The View From the Top

Alex Szewlow

The road leading down from the hill just north of Line Ave is graced with an unassuming label. As far as naming convention goes, it’s about as generic as they come, as unremarkable as countless other paved ribbons crisscrossing our state. 

 It’s a transitional road. At the base of it, Highway 97 meets its end, and Highway 75A picks up where it’s southward flow abruptly halts. Going east and west, Route 66 bids it welcome into the heart of our fair little burg. But it’s what the stretch of Highway 97 between the Turner Turnpike gate and Line Avenue offers the observant traveler that sets it apart from Sapulpa’s other roads, and makes it a strong contender for the title of Sapulpa’s second-most iconic motorway.

Southeast Oklahoma has the Talimena Drive with the Ouachita Mountains and its fall foliage. Eastern Oklahoma has Highway 412 and its gentle segue into the Ozarks. The drive west out of Oklahoma City opens, at times, into something out of a John Ford movie.

But here in Sapulpa, we have Highway 97. To be sure, the well-traveled road that connects Sapulpa to Sand Springs and gives its name to the Chieftain-Sandite football rivalry is nowhere near as long as Talimina or 412. It lacks the expansiveness of western Oklahoma. That’s what makes it unique. That’s what makes it special. And that’s what makes it ours. It is a fleeting point on an overlooked road. And it deserves some love.

Just south of where the former Garfield Elementary School once stood is an abrupt drop off from the edge of the hill that dominates the area’s topography. It is a place custom made for a legitimate lookout point, and the panorama spreading below that abrupt drop begs the development and installation of all of the bells and whistles that any modern scenic overlook offers. It is not a stretch to envision a broad observation deck complete with coin-operated view finders, seating appropriate for the setup, and maybe even a food truck or two for those who choose to make the visit last more than a few minutes.

From that unassuming and overlooked point, the past, present, and future of Sapulpa and its surrounding environs are on display for the whole world to see. The visible landmarks are abundant and easily identifiable. Sapulpa’s skyline offers a feast for the eyes to rival that of any Appalachian village, with the suggestion of Oklahoma’s southeastern ranges offering a glimpse their first foothills just to the south. Buildings that have stood for over a century, and Sapulpa’s newest structures seem to blend into a mosaic that involuntarily draws a sigh of serene breath, and prompts if only a faint smile on world-wise lips. 

It’s a good first view of our little burg for anyone who has never experienced it. At the same time, it’s a good view of our Sapulpa for those who have seen it too many times to count, but may have missed it at the same time. Familiarity too often leads to complacency. And Sapulpa is not immune to that unfortunate plague.
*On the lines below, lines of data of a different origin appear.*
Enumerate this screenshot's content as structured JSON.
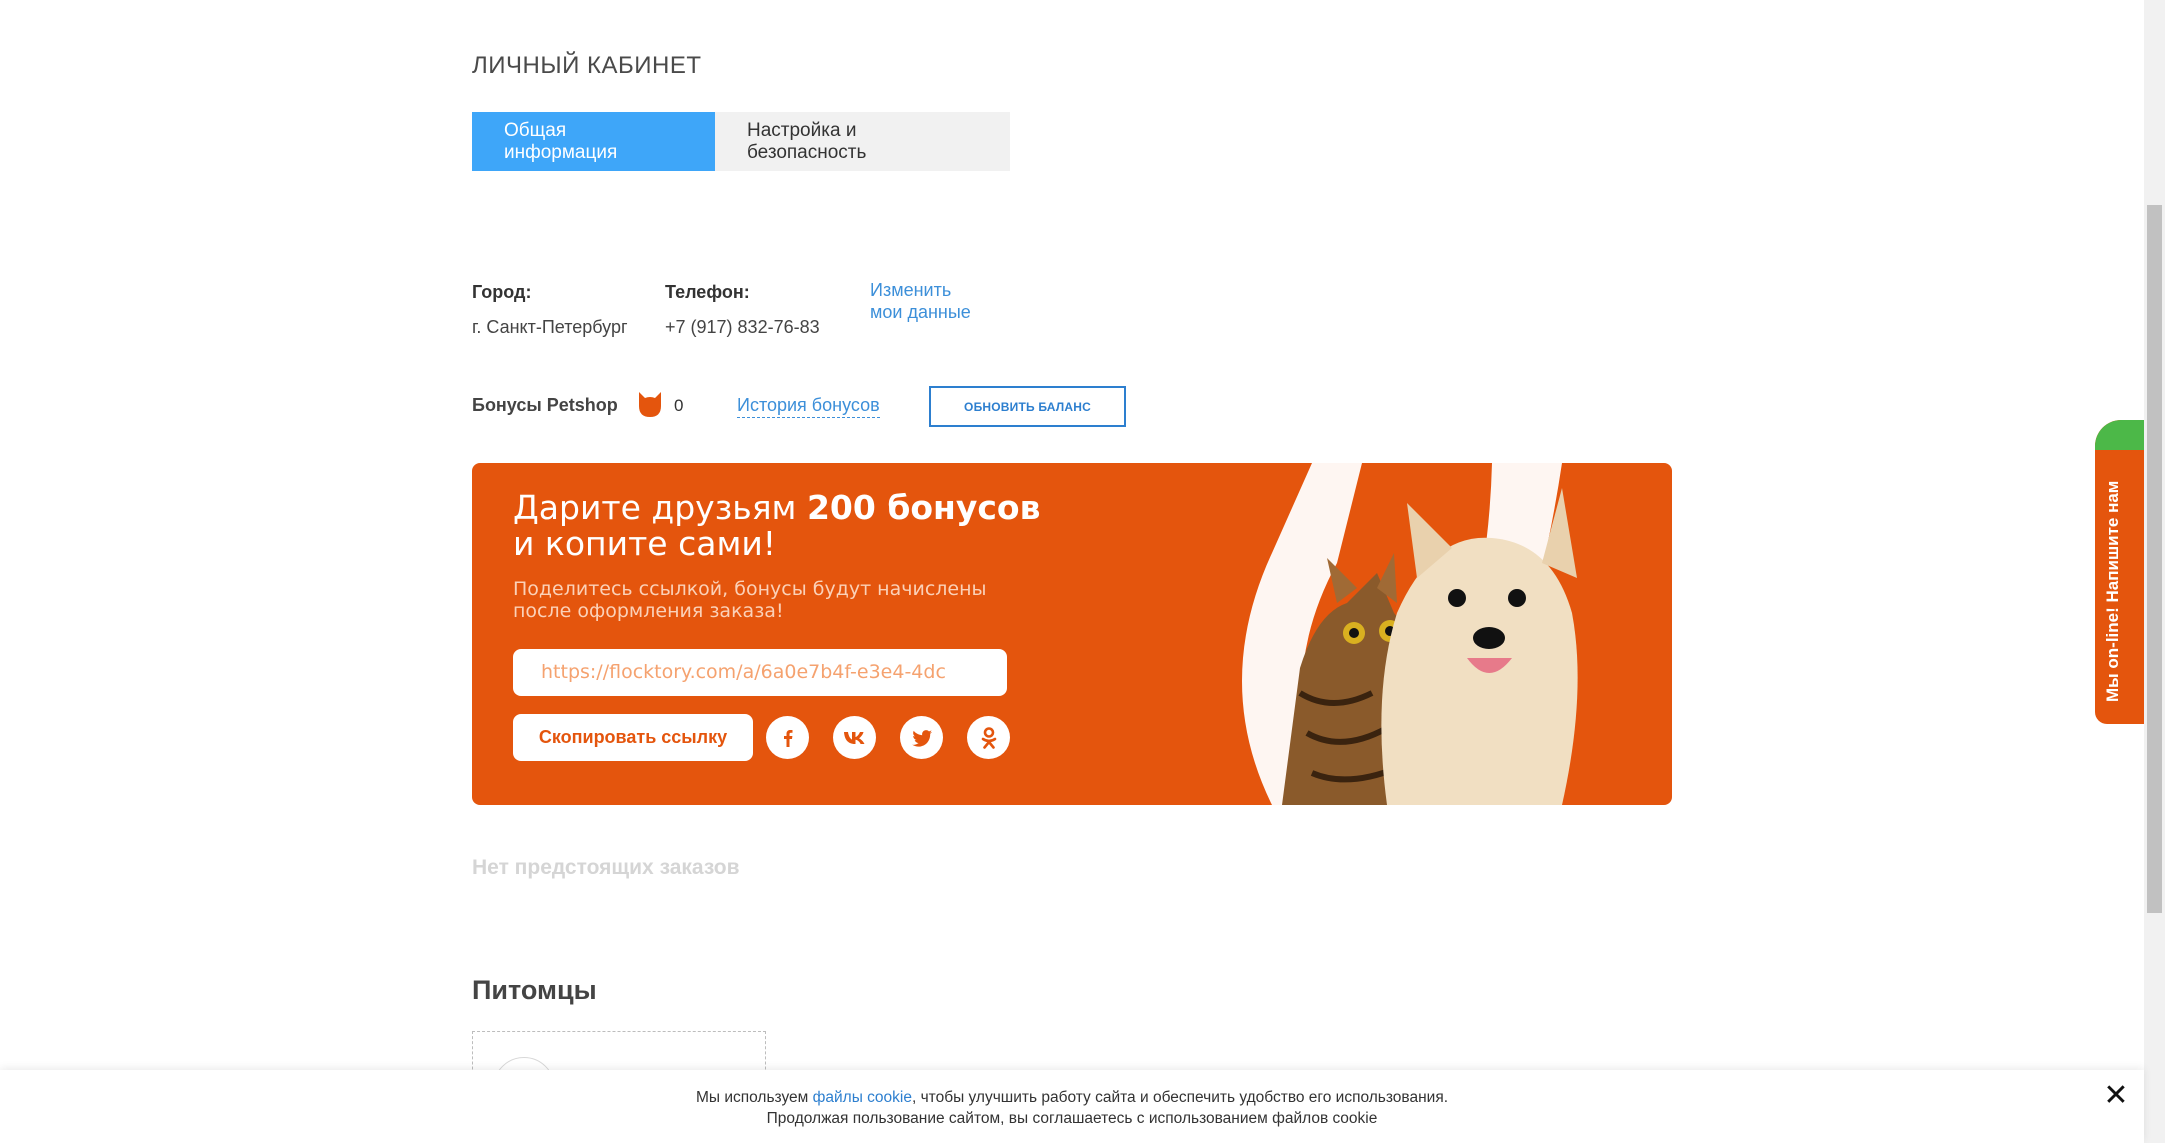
{
  "page": {
    "title": "ЛИЧНЫЙ КАБИНЕТ"
  },
  "tabs": [
    {
      "label": "Общая информация",
      "active": true
    },
    {
      "label": "Настройка и безопасность",
      "active": false
    }
  ],
  "profile": {
    "city_label": "Город:",
    "city_value": "г. Санкт-Петербург",
    "phone_label": "Телефон:",
    "phone_value": "+7 (917) 832-76-83",
    "edit_line1": "Изменить",
    "edit_line2": "мои данные"
  },
  "bonuses": {
    "label": "Бонусы Petshop",
    "count": "0",
    "history_link": "История бонусов",
    "refresh_button": "ОБНОВИТЬ БАЛАНС",
    "icon": "cat-icon"
  },
  "promo": {
    "title_part1": "Дарите друзьям ",
    "title_bold": "200 бонусов",
    "title_line2": "и копите сами!",
    "subtitle_line1": "Поделитесь ссылкой, бонусы будут начислены",
    "subtitle_line2": "после оформления заказа!",
    "link": "https://flocktory.com/a/6a0e7b4f-e3e4-4dc",
    "copy_button": "Скопировать ссылку",
    "socials": [
      "facebook-icon",
      "vk-icon",
      "twitter-icon",
      "odnoklassniki-icon"
    ],
    "brand_color": "#e4550d"
  },
  "orders": {
    "empty_text": "Нет предстоящих заказов"
  },
  "pets": {
    "title": "Питомцы"
  },
  "chat": {
    "label": "Мы on-line! Напишите нам"
  },
  "cookie": {
    "text_before": "Мы используем ",
    "link": "файлы cookie",
    "text_after": ", чтобы улучшить работу сайта и обеспечить удобство его использования.",
    "line2": "Продолжая пользование сайтом, вы соглашаетесь с использованием файлов cookie",
    "close_icon": "close-icon"
  },
  "colors": {
    "accent_blue": "#3ea6f9",
    "link_blue": "#3c8fd9",
    "orange": "#e4550d",
    "green": "#4cb848"
  }
}
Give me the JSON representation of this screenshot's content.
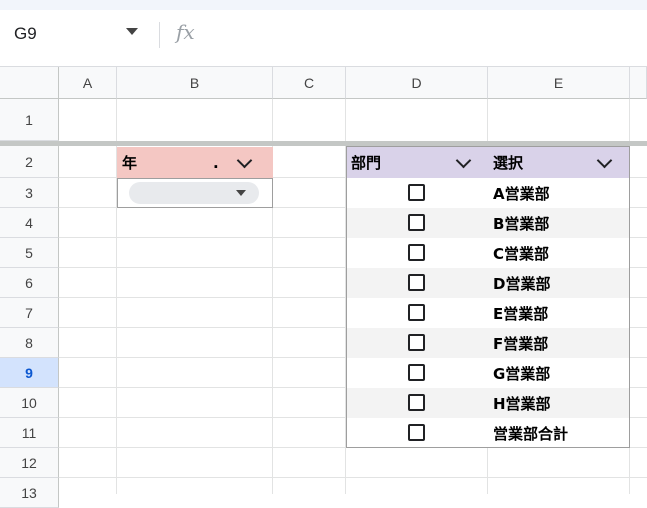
{
  "formula_bar": {
    "name_box": "G9",
    "fx_label": "fx",
    "formula": ""
  },
  "columns": [
    "A",
    "B",
    "C",
    "D",
    "E"
  ],
  "rows": [
    "1",
    "2",
    "3",
    "4",
    "5",
    "6",
    "7",
    "8",
    "9",
    "10",
    "11",
    "12",
    "13"
  ],
  "selected_row": "9",
  "year_header": {
    "label": "年",
    "dot": "."
  },
  "dept_table": {
    "header_dept": "部門",
    "header_select": "選択",
    "items": [
      "A営業部",
      "B営業部",
      "C営業部",
      "D営業部",
      "E営業部",
      "F営業部",
      "G営業部",
      "H営業部",
      "営業部合計"
    ]
  },
  "colors": {
    "year_header_bg": "#f4c7c3",
    "dept_header_bg": "#d9d2e9",
    "band_bg": "#f3f3f3",
    "selected_row_header": "#d3e3fd"
  }
}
So it behooves us fortunate enough call this little piece of Northeast Oklahoma home to look for the unexpected beauty and surprising serenity the place offers, and to appreciate it wherever it is found. It may be indulging in celebrations commemorating a milestone anniversary for our town. It may be a simple stroll down Dewey on a Saturday morning. It may be a fleeting glance at an oft-overlooked panorama from an incline on a busy road. But the few seconds that such a sight captivates our minds and enthralls our eyes transform mundane existence into true living. With Sapulpa celebrating its 125th birthday this weekend, the view from Highway 97 is but another in a long line of gifts our wonderful little home offers us now, and for countless years to come.